The annual Sturgis Motorcycle Rally won’t be derailed by a raging pandemic. Nope. It’s ON.
Attendance will be down this year. There are usually around 500,000 bikers who show up to the town of 7,000 residents with a record 739,000 showing up in 2015, but this year only 250,000 bikers are expected to make the trip.
The state of South Dakota is sparsely populated with only around 884,000 residents in total which might’ve been a contributing factor to how S.D. has fared comparatively well against coronavirus compared to other states. In total, South Dakota has only experienced 8,955 confirmed cases and recorded 135 deaths. This is roughly the equivalent of about one day in the state of Florida these days.

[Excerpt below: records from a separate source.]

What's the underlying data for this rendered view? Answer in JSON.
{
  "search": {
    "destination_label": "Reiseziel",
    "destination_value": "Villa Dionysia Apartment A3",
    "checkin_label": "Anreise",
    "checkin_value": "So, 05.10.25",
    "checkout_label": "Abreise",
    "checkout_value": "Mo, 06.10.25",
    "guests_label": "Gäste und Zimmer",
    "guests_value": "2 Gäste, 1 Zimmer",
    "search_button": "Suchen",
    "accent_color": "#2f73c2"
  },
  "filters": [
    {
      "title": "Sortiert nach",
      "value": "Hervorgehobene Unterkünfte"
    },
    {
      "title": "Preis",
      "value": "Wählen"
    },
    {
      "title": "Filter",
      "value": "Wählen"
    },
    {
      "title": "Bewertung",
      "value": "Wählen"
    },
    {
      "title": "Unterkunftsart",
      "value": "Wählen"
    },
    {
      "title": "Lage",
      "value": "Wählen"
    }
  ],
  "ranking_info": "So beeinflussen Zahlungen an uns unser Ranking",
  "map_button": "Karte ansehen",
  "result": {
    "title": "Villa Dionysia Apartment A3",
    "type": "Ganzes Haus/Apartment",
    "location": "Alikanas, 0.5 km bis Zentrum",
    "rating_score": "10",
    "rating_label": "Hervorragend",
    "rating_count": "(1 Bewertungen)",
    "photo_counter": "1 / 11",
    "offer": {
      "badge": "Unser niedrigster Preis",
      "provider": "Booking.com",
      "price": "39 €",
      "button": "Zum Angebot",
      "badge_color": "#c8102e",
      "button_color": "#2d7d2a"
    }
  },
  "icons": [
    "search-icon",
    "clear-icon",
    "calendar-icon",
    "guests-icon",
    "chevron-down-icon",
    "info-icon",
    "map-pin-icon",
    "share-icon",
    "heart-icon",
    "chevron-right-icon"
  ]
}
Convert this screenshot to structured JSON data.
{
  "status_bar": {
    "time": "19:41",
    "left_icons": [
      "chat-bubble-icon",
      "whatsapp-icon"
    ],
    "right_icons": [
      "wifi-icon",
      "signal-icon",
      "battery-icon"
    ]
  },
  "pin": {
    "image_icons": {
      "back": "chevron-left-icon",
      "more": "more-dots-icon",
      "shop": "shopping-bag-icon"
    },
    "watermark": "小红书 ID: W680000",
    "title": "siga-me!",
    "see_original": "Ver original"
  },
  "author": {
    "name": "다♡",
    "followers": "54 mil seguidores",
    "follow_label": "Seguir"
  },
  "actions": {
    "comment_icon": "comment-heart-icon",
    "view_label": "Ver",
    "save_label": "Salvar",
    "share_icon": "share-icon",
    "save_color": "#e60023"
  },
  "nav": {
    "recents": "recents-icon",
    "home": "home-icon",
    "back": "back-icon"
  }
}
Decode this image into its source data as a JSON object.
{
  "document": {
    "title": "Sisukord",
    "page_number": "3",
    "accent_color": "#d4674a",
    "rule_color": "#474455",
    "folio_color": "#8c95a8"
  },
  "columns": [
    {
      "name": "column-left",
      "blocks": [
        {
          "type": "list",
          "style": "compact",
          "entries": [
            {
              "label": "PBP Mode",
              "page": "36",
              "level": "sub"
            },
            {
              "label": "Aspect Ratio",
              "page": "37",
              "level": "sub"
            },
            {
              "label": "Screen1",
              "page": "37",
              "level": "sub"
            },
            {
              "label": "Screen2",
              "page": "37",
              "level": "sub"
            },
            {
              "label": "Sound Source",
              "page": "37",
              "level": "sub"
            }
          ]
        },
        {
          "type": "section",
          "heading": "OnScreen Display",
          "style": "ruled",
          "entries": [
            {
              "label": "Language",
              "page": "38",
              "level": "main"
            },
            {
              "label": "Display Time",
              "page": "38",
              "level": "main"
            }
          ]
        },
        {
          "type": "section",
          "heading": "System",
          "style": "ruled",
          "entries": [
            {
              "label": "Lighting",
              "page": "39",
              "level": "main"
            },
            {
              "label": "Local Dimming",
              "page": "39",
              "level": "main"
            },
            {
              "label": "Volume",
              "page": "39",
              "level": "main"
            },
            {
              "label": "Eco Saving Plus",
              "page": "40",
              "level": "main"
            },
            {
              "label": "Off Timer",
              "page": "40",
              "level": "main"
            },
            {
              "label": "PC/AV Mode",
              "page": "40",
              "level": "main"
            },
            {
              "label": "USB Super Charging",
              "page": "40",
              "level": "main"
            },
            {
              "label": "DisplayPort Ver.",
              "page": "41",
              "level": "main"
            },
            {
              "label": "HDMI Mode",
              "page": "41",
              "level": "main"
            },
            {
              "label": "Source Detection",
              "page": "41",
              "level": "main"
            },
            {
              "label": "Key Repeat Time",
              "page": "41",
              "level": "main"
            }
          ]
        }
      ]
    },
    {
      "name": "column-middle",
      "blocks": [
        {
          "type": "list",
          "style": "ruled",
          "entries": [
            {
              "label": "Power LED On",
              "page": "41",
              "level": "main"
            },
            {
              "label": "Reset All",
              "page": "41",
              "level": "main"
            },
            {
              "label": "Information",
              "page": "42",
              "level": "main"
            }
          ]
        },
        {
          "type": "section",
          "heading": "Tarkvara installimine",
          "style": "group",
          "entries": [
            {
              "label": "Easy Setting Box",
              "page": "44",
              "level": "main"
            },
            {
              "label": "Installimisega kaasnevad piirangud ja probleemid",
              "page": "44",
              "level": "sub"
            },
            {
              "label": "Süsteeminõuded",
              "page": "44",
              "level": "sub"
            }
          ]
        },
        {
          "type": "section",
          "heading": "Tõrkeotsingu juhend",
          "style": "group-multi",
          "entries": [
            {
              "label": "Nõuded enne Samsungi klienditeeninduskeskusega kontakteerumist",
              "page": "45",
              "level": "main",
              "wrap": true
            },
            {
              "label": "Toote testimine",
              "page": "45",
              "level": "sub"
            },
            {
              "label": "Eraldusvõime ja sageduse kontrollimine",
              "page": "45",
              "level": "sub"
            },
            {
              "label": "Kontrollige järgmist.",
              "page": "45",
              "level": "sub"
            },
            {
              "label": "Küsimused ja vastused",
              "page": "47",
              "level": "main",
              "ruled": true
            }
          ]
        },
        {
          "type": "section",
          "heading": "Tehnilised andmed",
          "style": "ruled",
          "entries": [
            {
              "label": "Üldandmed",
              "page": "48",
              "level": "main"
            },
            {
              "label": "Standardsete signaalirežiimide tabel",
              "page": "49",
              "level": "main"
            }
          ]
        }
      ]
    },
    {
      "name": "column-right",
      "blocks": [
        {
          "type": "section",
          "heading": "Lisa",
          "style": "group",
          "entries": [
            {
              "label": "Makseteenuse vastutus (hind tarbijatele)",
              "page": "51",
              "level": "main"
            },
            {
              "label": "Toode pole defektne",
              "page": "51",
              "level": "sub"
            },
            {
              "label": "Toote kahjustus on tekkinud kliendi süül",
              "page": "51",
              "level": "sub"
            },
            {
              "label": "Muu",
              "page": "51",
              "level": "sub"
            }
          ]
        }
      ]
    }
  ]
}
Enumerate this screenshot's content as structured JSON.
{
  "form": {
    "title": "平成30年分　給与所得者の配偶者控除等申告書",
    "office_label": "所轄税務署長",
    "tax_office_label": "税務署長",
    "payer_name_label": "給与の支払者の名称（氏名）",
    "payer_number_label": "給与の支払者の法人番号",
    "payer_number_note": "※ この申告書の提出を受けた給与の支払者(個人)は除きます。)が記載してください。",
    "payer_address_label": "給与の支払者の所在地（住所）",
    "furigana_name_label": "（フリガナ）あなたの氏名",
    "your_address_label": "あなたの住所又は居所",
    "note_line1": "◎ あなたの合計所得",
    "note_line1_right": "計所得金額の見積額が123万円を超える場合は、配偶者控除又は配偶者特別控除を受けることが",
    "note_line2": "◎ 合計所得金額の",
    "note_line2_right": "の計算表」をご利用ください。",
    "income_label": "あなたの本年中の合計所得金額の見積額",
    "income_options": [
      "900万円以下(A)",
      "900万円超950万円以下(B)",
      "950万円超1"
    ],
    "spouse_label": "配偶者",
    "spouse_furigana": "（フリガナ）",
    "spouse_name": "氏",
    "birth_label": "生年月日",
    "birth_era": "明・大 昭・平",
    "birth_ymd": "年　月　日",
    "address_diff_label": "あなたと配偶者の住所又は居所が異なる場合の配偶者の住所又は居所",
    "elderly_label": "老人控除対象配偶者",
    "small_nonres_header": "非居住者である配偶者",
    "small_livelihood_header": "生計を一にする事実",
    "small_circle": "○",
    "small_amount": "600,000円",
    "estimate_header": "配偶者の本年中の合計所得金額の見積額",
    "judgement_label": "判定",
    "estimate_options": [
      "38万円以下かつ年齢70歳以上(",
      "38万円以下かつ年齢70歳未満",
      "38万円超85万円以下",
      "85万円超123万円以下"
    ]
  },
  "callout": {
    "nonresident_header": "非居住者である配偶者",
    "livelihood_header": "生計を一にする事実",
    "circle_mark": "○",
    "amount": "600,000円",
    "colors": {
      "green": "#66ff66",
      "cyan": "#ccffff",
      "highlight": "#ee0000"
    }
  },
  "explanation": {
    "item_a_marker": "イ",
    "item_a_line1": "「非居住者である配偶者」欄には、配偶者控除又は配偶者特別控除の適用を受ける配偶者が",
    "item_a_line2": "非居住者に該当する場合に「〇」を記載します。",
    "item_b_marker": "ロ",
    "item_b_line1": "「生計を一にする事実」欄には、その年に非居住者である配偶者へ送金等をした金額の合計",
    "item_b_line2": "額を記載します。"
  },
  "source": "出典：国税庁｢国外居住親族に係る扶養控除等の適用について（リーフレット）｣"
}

Some residents in Sturgis see the plan to hold this year’s Sturgis Motorcycle Rally as a monumentally catastrophic idea. The week-long event is scheduled to take place from August 7 to 16. A majority of Sturgis residents were actually against the rally but the local businesses successfully rallied the city to make it happen, according to the Star Tribune.
Though only about half the usual number of people are expected at this year’s event, residents were split as the city weighed its options. Many worried that the rally would cause an unmanageable outbreak of COVID-19. “This is a huge, foolish mistake to make to host the rally this year,” Sturgis resident Lynelle Chapman told city counselors at a June meeting. “The government of Sturgis needs to care most for its citizens.”
In a survey of residents conducted by the city, more than 60% said the rally should be postponed. But businesses pressured the City Council to proceed.
Rallygoers have spent about $800 million in past years, according to the state Department of Tourism. Though the rally has an ignominious history of biker gangs and lawlessness, bikers of a different sort have shown up in recent years — affluent professionals who ride for recreation and come flush with cash. Though the rally still features libertine displays, it also offers charity events and tributes to the military and veterans. (via)
The city is never clear on exactly how many people attend but they estimate the numbers by weighing the leftover trash after everyone leaves. They’ll do the same this year and while some are expecting 50% of the usual crowd to show up and only 250,000 bikers to make the trip, others think this could be the largest Sturgis Motorcycle Rally ever because it’s the only large-scale event that’s happened in the USA for half a year.
Local business owner Rob Woodruff explained his decision to push for the event to take place:
Rod Woodruff, who operates the Buffalo Chip, said he felt he had little choice but to proceed with the rally. He employs hundreds of people in August and a smaller full-time staff. “We spend money for 355 days of the year without any return on it, hoping people show up for nine days,” he said. “We’re a nine-day business.” Woodruff felt he could pull off a safe event, allowing people to keep their distance from one another at the outdoor concerts at his campground. He said he was emboldened by the July 3 fireworks celebration at Mount Rushmore, where 7,500 people gathered without any reported outbreaks after the event, according to health officials.
In the end, Sturgis officials realized the rally would happen whether they wanted it or not. They decided to try to scale it back, canceling city-hosted events and slashing advertising for the rally.
Jerry Cole, who directs the rally for the city, said organizers are not sure how many people will show up, but that they’re expecting at least 250,000. Travel restrictions from Canada and other countries have cut out a sizeable portion of potential visitors, he said. Others think the rally could be the biggest yet. “It’s the biggest single event that’s going on in the United States that didn’t get canceled,” Woodruff said. “A lot of people think it’s going to be bigger than ever.” (via Star Tribune)
This will easily be the largest event to take place in America since the onset of coronavirus restrictions and probably the largest (sanctioned) event to happen worldwide. Some countries have already welcomed fans back to live sporting events but the USA is still suffering the worst coronavirus numbers seen anywhere. The USA is home to 5% of the global population but is fighting over 20% of the global cases (4.75 million cases in total, 157,000 deaths).
Part of the reason they’ve given in to holding the event is they believe bikers will show up anyway so they might as well move forward with their plans. The city is planning to conduct ‘large-scale testing’ around the event which they’ll certainly need to do with a quarter of a million bikers showing up to a town of 7,000 residents
You can read the full article over on the Star Tribune by clicking right here.